Interview: Bethan Mary-James on Trouble in Butetown – ‘It’s a play about home’

In her illegal boarding house in Butetown, Cardiff, Gwyneth Mbanefo (Sarah Parish, Bancroft) toils tirelessly to keep afloat.
It’s a port town during the war; home to souls from every corner of the globe.  When Nate, an African American GI, escapes his barracks and discovers this new world without segregation, can he find safe harbour in Tiger Bay? And with danger on every corner, who can he trust?
Bethan Mary-James, plays Peggy, in the world premiere of Trouble in Butetown by the award-winning playwright Diana Nneka Atuona (Liberian Girl), directed by Tinuke Craig (Jitney, Old Vic).
Ahead of opening night, we spoke to Mary-James about her acting roots, the play and being part of opening a new show.

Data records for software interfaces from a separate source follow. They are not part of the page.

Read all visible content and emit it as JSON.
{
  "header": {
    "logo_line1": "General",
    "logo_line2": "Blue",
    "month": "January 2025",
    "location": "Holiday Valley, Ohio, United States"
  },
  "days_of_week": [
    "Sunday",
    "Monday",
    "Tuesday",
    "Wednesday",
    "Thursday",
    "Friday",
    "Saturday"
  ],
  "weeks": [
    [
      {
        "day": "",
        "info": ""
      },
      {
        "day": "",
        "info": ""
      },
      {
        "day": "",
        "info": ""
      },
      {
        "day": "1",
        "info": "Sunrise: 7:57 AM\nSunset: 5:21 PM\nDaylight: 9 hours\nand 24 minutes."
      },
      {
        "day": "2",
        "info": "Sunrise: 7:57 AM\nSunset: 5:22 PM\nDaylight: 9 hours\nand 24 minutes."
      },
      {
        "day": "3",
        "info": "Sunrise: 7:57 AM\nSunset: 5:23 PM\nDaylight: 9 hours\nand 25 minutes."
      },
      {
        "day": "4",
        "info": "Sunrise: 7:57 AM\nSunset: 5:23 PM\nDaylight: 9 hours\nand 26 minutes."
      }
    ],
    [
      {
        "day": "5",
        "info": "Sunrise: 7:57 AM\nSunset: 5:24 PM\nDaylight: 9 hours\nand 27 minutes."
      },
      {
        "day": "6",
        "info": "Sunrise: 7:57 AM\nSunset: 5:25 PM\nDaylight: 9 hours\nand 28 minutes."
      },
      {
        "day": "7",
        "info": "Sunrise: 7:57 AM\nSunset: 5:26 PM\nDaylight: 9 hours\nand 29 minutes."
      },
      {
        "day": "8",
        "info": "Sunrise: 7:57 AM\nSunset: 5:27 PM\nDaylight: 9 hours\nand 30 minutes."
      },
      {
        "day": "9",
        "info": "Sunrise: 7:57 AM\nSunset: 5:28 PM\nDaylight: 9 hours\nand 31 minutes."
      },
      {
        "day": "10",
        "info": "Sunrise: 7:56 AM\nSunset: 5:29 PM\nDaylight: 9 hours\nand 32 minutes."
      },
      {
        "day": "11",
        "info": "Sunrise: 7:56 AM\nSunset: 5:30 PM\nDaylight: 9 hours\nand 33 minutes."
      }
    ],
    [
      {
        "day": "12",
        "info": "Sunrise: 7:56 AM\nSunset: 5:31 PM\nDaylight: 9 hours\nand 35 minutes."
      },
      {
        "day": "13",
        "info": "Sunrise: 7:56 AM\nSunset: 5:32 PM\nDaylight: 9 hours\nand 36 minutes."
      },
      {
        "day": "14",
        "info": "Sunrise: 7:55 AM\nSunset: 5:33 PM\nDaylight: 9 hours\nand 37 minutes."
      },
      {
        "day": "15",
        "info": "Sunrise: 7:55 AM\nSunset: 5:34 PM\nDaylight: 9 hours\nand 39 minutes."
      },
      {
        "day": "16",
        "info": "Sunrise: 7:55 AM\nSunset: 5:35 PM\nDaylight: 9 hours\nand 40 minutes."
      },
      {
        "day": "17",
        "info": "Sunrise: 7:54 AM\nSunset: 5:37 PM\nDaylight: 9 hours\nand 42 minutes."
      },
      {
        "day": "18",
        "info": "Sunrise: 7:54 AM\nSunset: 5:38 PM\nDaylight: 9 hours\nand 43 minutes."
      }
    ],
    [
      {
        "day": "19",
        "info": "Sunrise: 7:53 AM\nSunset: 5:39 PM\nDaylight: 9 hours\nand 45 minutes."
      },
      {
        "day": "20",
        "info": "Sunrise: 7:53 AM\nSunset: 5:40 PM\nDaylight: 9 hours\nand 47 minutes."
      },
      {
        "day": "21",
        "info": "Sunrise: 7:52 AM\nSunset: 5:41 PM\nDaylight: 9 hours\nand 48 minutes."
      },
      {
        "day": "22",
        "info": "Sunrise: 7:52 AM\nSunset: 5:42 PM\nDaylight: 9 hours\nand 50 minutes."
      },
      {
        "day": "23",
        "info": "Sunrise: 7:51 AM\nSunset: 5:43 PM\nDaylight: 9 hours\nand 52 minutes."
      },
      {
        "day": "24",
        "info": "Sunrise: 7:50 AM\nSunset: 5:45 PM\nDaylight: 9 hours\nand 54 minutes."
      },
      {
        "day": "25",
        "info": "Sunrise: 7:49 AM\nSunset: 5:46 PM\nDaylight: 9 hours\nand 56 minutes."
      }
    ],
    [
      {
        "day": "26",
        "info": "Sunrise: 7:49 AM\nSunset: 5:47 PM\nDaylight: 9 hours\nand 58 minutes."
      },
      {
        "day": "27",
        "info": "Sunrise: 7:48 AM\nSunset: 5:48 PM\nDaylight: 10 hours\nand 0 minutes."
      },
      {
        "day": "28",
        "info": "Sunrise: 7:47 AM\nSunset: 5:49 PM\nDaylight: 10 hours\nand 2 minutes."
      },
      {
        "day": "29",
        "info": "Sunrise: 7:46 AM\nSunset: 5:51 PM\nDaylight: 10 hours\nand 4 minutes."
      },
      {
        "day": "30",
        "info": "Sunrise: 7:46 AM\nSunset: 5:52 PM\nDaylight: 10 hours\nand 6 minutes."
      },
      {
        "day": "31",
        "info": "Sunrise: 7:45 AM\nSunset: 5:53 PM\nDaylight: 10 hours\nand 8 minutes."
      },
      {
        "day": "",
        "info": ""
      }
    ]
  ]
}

Q&A with Bethan Mary-James

Hi Bethan, thanks for taking the time to chat with us! Tell us a little bit about your background – how did you get into acting?

Me and my older sister Kezrana, played dress up and it stuck, I think we had a bug for performance and my dad saw we both had a talent for it and with supportive parents, they threw us into any extracurricular activities such as Chruch Creative Ministries, Cardiff Theatres and Youth Club was huge too.

What can you tell us about Trouble in Butetown and your role?

I play Peggy Wilmot, who knows how to have all the fun. She doesn’t take life too seriously, but she is aware of the value and how life is finite; so she’s not going to wait for it to happen for herself or the ones she loves. She’s an open book, for the most part.

What was it that attracted you to Peggy as a character?

Her upfront, unapologetic playfulness.


How does it feel to be opening a show at the Donmar Warehouse?

It’s great to be part of opening a new show I think. The creative process is slightly different in that we can bring our thoughts and suggestions to the table and have access to the writer, which is a luxury and there is space for flexibility to fill out our characters.

How have rehearsals been so far, and what has it been working like with the rest of the cast and creatives on the show

Rehearsals have been lovely so far, we are still getting to know each other and when we being to get the play more up on its feet and see what our world feels like, the more in sync we’ll get.

Finally, how would you describe Trouble in Butetown to someone considering buying a ticket for the show?

It’s a play about home. A moment in time in a small pocket in the heart of Cardiff and it is filled with richness.